This discussion reminds me of something an open-source proponent once told me: "Information should be free, but my time isnt." That concept should apply here as well.
Information about specific threats should be made widely available, quickly available, and available without charge. It is not acceptable to tell some customers first and others later. While that is bound to occur informally, it shouldnt become a revenue stream.
This prohibition shouldnt stop vendors from doing interesting things with threat information and charging for those services. As an example, lets look at how the National Weather Service makes its information available.
NWS provides weather data in a variety of formats and flavors. It does not charge for this information, although you may have to pay for the bandwidth to receive it. Third-party vendors, such as AccuWeather to choose a well-known example, repackage this information, add their own content and provide additional value-adds on a fee-for-service basis.
Still, the most basic information remains available, for free, from many sources. You dont have to pay for weather information or forecasts, but there are reasons why you may want to.
This seems like a good model for threat information to follow, except that unlike the weather, where the federal government pays for the basic information collection and forecasting, security information gathering is dominated by the private sector, giving it more control.
As an ethical issue, I believe any organization knowing of a significant security threat has a responsibility to properly report it. Vendors have a responsibility to notify their customers or the broad user community, depending upon the nature of the threat.
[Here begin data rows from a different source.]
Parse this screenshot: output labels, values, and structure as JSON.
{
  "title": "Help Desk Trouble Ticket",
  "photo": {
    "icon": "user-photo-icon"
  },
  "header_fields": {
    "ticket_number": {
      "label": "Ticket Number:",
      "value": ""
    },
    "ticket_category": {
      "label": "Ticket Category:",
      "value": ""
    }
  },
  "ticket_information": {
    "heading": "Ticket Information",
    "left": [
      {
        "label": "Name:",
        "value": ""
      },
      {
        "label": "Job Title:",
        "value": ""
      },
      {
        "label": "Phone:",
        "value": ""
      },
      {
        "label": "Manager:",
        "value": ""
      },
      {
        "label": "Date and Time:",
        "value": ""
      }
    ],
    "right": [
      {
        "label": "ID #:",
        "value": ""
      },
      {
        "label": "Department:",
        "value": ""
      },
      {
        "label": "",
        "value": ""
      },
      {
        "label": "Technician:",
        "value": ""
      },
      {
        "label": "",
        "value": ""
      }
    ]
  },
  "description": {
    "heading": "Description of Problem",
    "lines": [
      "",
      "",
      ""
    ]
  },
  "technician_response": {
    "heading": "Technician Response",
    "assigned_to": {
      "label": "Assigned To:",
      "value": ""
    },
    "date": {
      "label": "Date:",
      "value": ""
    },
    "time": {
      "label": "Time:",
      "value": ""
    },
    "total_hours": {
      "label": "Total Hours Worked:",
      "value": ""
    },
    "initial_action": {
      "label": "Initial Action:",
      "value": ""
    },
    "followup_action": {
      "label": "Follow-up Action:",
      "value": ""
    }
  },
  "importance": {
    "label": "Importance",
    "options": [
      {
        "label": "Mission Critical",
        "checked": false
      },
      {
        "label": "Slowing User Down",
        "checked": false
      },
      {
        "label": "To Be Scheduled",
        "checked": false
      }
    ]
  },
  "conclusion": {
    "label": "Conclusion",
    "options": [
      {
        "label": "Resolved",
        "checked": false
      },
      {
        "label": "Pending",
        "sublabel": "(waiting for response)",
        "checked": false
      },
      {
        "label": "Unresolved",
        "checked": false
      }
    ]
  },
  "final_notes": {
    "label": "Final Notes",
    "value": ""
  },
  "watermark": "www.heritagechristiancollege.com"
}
Vendors responsible for providing solutions to these threats have a responsibility to make them available on a timely basis. While it is acceptable to roll out solutions first to most-vulnerable customers, I dont believe there should be discrimination based on willingness or ability to pay.